■ **PROMPT**
Whenever a line contains the string "Shneiderman", copy it out of the entries.
=== DATA FOR THIS TASK ===
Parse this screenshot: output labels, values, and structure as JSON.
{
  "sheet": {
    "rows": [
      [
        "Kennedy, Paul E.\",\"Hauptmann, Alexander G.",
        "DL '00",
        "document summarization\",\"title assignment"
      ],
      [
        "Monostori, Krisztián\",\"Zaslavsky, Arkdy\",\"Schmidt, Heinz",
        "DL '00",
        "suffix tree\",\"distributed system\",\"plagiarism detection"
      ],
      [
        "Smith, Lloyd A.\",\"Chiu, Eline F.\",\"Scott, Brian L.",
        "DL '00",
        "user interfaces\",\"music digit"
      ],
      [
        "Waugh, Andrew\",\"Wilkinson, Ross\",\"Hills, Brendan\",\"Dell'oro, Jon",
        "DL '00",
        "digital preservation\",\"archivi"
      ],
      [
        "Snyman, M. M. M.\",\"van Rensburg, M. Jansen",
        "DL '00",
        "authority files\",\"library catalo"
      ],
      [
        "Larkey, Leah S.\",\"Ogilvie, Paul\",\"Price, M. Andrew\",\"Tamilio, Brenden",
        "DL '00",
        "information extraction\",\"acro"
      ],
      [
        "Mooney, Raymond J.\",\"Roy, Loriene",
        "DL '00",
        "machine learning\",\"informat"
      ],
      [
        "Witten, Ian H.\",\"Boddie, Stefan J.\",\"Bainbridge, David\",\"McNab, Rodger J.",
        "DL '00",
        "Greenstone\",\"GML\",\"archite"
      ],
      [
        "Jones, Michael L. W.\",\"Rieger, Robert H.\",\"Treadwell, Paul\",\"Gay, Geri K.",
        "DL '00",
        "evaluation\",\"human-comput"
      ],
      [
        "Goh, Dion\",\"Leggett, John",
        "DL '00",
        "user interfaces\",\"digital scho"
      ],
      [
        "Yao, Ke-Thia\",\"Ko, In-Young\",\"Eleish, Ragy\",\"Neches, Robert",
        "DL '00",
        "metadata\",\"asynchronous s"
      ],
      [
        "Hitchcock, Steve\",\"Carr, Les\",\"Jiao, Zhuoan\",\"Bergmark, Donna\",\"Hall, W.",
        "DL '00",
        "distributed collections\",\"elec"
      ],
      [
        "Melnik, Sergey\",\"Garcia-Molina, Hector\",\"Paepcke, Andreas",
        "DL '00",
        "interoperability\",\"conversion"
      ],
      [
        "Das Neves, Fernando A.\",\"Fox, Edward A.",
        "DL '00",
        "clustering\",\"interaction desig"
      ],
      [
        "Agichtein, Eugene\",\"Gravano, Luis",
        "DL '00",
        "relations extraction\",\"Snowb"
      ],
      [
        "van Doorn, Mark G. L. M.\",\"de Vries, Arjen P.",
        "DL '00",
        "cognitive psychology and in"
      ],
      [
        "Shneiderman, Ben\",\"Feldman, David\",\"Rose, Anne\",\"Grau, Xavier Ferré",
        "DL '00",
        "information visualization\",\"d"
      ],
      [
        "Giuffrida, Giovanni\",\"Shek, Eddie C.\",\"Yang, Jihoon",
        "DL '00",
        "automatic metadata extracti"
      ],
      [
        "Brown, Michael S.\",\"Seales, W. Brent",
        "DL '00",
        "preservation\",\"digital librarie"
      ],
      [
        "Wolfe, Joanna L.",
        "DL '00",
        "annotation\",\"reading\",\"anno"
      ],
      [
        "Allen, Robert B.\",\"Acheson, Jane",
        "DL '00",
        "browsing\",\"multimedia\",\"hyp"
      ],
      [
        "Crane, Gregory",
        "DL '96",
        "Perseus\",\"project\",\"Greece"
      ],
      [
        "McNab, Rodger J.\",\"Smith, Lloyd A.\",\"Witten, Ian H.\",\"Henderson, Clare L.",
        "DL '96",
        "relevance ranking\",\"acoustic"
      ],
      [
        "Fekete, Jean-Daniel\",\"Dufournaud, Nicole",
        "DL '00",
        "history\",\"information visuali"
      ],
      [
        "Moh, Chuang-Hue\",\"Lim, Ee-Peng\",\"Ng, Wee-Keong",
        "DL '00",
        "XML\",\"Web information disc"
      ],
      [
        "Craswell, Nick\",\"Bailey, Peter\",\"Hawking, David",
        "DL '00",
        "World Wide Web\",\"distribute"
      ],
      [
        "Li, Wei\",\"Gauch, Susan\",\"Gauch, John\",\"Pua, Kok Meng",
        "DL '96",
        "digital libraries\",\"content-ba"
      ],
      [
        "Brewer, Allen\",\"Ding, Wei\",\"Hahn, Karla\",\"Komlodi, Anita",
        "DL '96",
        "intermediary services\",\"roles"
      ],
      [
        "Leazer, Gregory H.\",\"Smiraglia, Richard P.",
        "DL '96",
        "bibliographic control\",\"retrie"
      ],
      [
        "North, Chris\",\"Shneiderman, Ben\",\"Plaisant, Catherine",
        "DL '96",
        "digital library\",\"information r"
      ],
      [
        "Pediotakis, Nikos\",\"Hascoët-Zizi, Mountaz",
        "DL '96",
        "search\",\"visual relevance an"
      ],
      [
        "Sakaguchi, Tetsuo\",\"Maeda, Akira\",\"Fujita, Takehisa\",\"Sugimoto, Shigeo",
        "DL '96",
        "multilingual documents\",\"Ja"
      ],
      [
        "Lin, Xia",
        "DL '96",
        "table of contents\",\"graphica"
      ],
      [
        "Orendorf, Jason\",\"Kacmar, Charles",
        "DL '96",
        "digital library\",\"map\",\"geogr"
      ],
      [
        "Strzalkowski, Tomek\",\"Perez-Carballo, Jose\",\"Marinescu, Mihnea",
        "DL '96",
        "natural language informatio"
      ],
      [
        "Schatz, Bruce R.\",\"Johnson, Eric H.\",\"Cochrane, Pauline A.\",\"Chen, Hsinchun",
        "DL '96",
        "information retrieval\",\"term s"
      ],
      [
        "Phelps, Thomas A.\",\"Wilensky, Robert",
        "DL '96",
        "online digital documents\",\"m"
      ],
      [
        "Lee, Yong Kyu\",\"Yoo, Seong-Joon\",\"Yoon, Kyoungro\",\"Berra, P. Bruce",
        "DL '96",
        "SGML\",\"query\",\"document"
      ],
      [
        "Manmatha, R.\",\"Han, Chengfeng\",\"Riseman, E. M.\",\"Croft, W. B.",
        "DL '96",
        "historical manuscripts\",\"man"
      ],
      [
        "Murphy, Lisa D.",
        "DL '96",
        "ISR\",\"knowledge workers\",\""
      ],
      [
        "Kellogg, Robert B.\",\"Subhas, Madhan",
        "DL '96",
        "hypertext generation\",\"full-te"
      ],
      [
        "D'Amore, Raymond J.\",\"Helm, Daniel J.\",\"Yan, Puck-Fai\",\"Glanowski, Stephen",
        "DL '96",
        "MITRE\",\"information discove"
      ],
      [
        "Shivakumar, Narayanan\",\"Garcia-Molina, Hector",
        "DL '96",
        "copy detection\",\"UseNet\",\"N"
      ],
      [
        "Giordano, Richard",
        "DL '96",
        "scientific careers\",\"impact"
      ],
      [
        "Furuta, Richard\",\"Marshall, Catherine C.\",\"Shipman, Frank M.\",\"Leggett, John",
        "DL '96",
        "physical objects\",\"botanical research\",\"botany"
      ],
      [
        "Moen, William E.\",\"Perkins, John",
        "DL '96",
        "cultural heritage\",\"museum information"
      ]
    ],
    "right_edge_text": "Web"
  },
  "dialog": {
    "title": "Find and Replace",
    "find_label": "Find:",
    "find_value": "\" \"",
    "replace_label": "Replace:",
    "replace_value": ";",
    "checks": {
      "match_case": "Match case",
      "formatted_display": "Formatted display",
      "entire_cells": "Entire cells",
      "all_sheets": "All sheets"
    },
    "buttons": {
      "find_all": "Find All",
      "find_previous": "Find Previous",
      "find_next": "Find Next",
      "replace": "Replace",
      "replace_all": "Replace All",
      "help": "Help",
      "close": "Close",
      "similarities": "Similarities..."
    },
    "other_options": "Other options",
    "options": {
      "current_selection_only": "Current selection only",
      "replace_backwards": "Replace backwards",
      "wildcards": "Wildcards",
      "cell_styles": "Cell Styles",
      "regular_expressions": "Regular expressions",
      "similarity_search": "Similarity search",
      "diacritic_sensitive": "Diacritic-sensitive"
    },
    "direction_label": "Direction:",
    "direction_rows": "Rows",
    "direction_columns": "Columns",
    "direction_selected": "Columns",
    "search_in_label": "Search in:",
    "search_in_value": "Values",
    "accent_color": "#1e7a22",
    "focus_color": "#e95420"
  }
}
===
■ **RESULT FOR THIS EXERCISE**
        "Shneiderman, Ben\",\"Feldman, David\",\"Rose, Anne\",\"Grau, Xavier Ferré",
        "North, Chris\",\"Shneiderman, Ben\",\"Plaisant, Catherine",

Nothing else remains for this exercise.